At the city level, Shanghai outlined its intention in 2017 to build the city into the “e-sports capital of the world.” In June of 2019, the city revealed more detailed plans, promising to encourage investments in e-sports stadiums and pledging to provide incentives for both high- and low-level tournaments. Cities like Beijing, Chengdu, and Hangzhou have also unveiled plans on a smaller scale to spur development of local e-sports industries.
The professionalization of e-sports, in addition to creating higher prize pools, has also given professional players a fairer and more secure environment for personal development. Both LPL and KPL, for instance, have rules about how clubs and players should behave, as well as regulations about the players’ transfers and payments, though exact numbers are not made public. Each league has a dedicated team who oversees these matters. The teams also make public important information such as player recruitment and transactions on their respective league’s official Weibo account.
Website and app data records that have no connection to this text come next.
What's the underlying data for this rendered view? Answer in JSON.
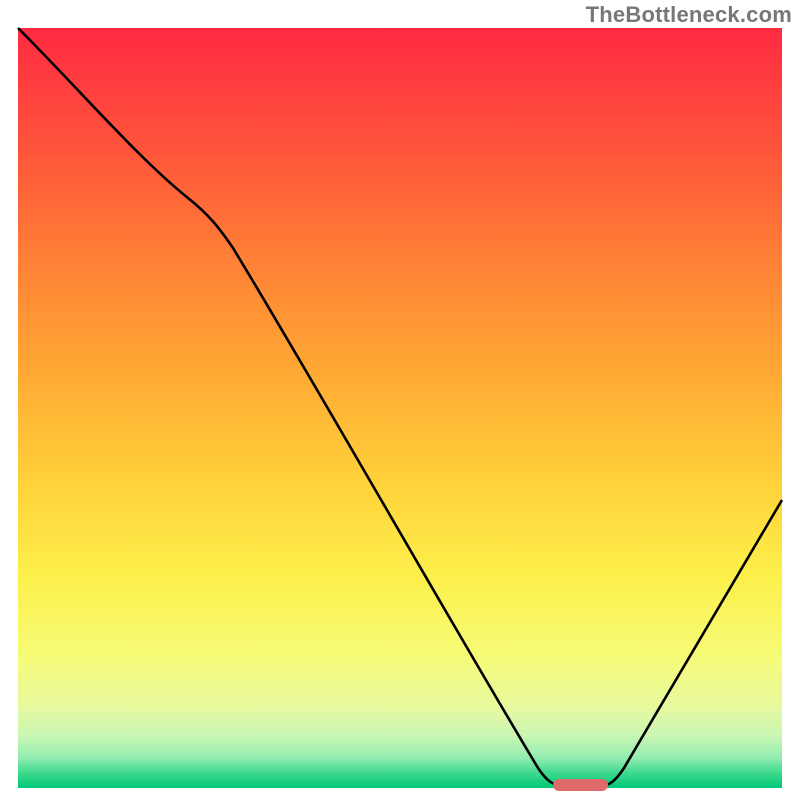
{
  "watermark": "TheBottleneck.com",
  "colors": {
    "gradient_top": "#ff2a42",
    "gradient_bottom": "#00c878",
    "curve": "#000000",
    "marker": "#e06a6a",
    "watermark": "#777777",
    "background": "#ffffff"
  },
  "chart_data": {
    "type": "line",
    "title": "",
    "xlabel": "",
    "ylabel": "",
    "xlim": [
      0,
      100
    ],
    "ylim": [
      0,
      100
    ],
    "x": [
      0,
      22,
      70,
      77,
      100
    ],
    "values": [
      100,
      78,
      0,
      0,
      38
    ],
    "annotations": [
      {
        "name": "optimal-marker",
        "x_start": 70,
        "x_end": 77,
        "y": 0
      }
    ],
    "background_gradient_stops": [
      {
        "pos": 0.0,
        "color": "#ff2a42"
      },
      {
        "pos": 0.18,
        "color": "#ff5a3a"
      },
      {
        "pos": 0.3,
        "color": "#ff7f36"
      },
      {
        "pos": 0.45,
        "color": "#ffa834"
      },
      {
        "pos": 0.6,
        "color": "#ffd23a"
      },
      {
        "pos": 0.72,
        "color": "#fcef4a"
      },
      {
        "pos": 0.82,
        "color": "#f7fb74"
      },
      {
        "pos": 0.89,
        "color": "#e9fa9d"
      },
      {
        "pos": 0.93,
        "color": "#cbf6b3"
      },
      {
        "pos": 0.96,
        "color": "#93edb0"
      },
      {
        "pos": 0.98,
        "color": "#40d98e"
      },
      {
        "pos": 1.0,
        "color": "#00c878"
      }
    ]
  }
}
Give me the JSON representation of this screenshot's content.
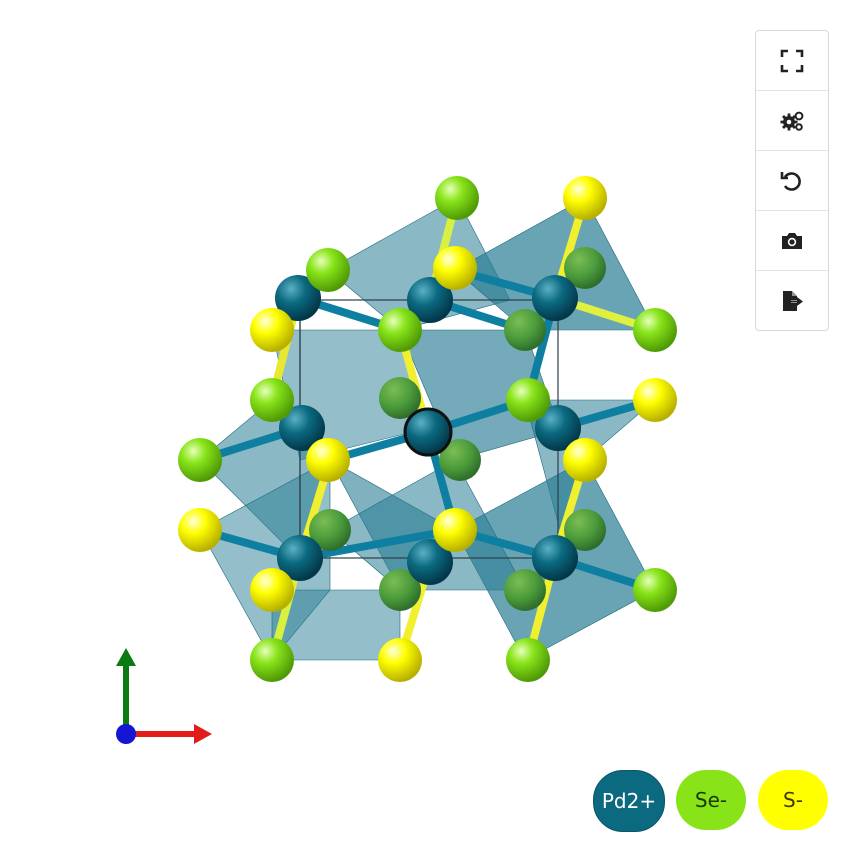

Companies like Tencent have very strong incentives to facilitate this transformation, says Cecilia Yau, head of entertainment and media at PwC Hong Kong.
“[Organizing] competitions is a way to extend the life of video games, and to make competitions sustainable you have to keep them as regulated and professional as possible,” Yau said. “Professionalization also helps create a sense of belonging to a team on the viewers’ side. If viewers have a sense of belonging for a particular team, following it could be a lifetime thing.”
Despite the explosive growth of China’s competitive gaming industry, the revenue of tournaments and clubs is still minuscule compared to what developers and publishers receive, which will add up to nearly 90% of the industry’ total revenue in 2019, according to the estimates of research firm Gamma Data. Tournament sponsorships, streaming rights, and advertisements will likely account for 1.1% of the industry’s revenue, whereas the income of e-sports clubs will only comprise 0.3% of the total revenue of the industry this year.
In addition to generating little revenue and therefore having a smaller voice in the market, e-sports clubs are also vulnerable due to their reliance on certain titles. “Clubs still depend on corporate sponsorships and profit-sharing from e-sports leagues,” said iiMedia analyst Liu Jiehao.
Once an e-sports game starts losing its popularity and amateur user base, sponsorships start drying up, and profit-sharing agreements lose their value. This decline is likely already happening to Tencent’s “Honour of Kings”—according to data from consultancy firm Analysys, monthly active users in February dropped by around 34% year-on-year and the number of total hours spent fell by nearly 50% year-on-year.
For the players themselves, most will only have a brief career—cut short by competition from new entrants and their own slowing reflexes. In 2019, the estimated average career span of players in LPL is only 2.6 years, according to a Tencent white paper.
“E-sports players generally peak between 17 and 22, after which their skills start declining, but their understanding of the game increases,” said Zhang, the team manager at Vici Gaming.
Professional players may also face limited career options once they retire. With players beginning systematic training at as early as 15, they rarely have time to pursue any other form of education. Zhong Kaiqiang, one of the players at Vici Gaming, told TechNode that he quit school a long time ago. The other two players that TechNode interviewed also never finished high school. While most retired e-sports players have remade themselves as game live-streamers, the players of Vici Gaming’s “Honour of Kings” team said they haven’t really started seriously considering what comes next after they leave the competitive scene.
“One of my plans is to become a singer,” said Li Tianshun, smiling.